A smart traction system provides smoother acceleration and results in less tyre wear and component degradation. It generates less inertia at each stop, significantly reducing potential damage to the drive train.

Fewer underground emissions, lower heat rejection and greater operator comfort are all intended benefits of the hybrid system.

Komatsu’s 22 tonne WX22H produces 320 kW, with the smaller WX18H producing 280 kW.

Both engines are rated to the strictest EU Stage V requirements for emission control, and both use the same KESS, capable of delivering 410 kW, effectively doubling power delivery on demand.

A Joy 22HD hybrid LHD (now the WX22H) using SR drive and KESS has previously been tested at OZ Minerals’ Prominent Hill copper-gold mine in South Australia, in addition to a WX18H having been trialled at Codelco’s El Teniente underground mine in Chile.

Narrow-vein focus

Komatsu has designed the WX04 and WX07 for maximum productivity, with the WX07 a forerunner of a new breed of LHDs using improved chassis, power train and operator cabin environment.
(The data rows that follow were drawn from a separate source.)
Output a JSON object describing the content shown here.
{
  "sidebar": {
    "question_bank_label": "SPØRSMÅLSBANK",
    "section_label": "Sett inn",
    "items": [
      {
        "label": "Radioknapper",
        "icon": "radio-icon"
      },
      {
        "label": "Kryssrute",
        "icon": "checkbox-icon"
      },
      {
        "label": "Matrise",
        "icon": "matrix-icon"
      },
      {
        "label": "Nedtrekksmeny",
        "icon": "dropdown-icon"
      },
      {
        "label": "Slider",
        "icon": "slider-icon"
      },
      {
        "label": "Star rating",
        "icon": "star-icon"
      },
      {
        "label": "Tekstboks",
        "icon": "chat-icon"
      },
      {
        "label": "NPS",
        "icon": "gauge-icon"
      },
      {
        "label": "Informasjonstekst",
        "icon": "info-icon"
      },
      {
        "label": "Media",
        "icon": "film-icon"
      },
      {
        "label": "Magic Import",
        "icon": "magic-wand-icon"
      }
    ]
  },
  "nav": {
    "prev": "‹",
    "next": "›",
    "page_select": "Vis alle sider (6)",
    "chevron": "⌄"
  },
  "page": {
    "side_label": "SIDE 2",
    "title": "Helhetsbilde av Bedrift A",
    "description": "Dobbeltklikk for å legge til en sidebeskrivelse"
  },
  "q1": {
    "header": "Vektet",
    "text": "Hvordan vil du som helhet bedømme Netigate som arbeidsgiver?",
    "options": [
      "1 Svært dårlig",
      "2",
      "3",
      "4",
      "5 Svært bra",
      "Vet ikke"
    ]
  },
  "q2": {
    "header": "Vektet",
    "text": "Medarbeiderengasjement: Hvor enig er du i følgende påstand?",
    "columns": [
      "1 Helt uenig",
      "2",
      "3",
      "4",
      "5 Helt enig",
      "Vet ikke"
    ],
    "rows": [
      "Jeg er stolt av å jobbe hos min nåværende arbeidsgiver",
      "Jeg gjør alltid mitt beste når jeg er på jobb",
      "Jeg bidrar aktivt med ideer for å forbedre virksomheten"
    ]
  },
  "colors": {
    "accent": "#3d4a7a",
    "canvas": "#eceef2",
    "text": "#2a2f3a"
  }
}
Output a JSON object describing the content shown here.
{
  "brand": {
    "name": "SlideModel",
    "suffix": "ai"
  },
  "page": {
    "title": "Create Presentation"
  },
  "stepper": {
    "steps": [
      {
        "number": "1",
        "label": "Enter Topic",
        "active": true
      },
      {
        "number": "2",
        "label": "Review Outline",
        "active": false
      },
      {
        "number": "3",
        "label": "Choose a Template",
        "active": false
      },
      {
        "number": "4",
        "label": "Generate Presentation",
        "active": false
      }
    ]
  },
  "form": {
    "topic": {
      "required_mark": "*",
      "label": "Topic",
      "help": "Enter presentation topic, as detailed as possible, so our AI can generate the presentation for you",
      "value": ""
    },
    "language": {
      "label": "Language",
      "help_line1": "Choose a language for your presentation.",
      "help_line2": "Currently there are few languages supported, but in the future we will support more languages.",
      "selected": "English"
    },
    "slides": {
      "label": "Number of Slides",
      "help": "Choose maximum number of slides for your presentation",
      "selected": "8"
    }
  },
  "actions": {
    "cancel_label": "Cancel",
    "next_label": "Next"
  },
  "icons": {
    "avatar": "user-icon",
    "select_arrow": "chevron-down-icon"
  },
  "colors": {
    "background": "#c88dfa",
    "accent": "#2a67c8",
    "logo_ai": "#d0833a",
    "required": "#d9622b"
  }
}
Large capacity fuel tanks – 243 litres in the case of the WX07 – allows longer operational cycles between refuelling, while the cabin access, visibility and ergonomics have been optimised. Critical service points have been placed at ground level to minimise the need for technicians to climb or use ladders to reach key areas, the company said.

A new more efficient bucket design enables greater penetration into a load pile for fast bucket filling.

The Komatsu WX04 delivers 97 kW and the WX07 delivers 160 kW.

Komatsu says it range of hard-rock mining machines establishes new standards of strength and durability.

“In developing our machines, we have been specific in providing protection for critical structural components, linkages and joints,” Foale said. “Reliability has been a paramount consideration in the design of long-life moving parts.

“In the case of our hybrid drive machines, there are no commutators, brushes or rotor windings to replace, and our wiring systems are double insulated.”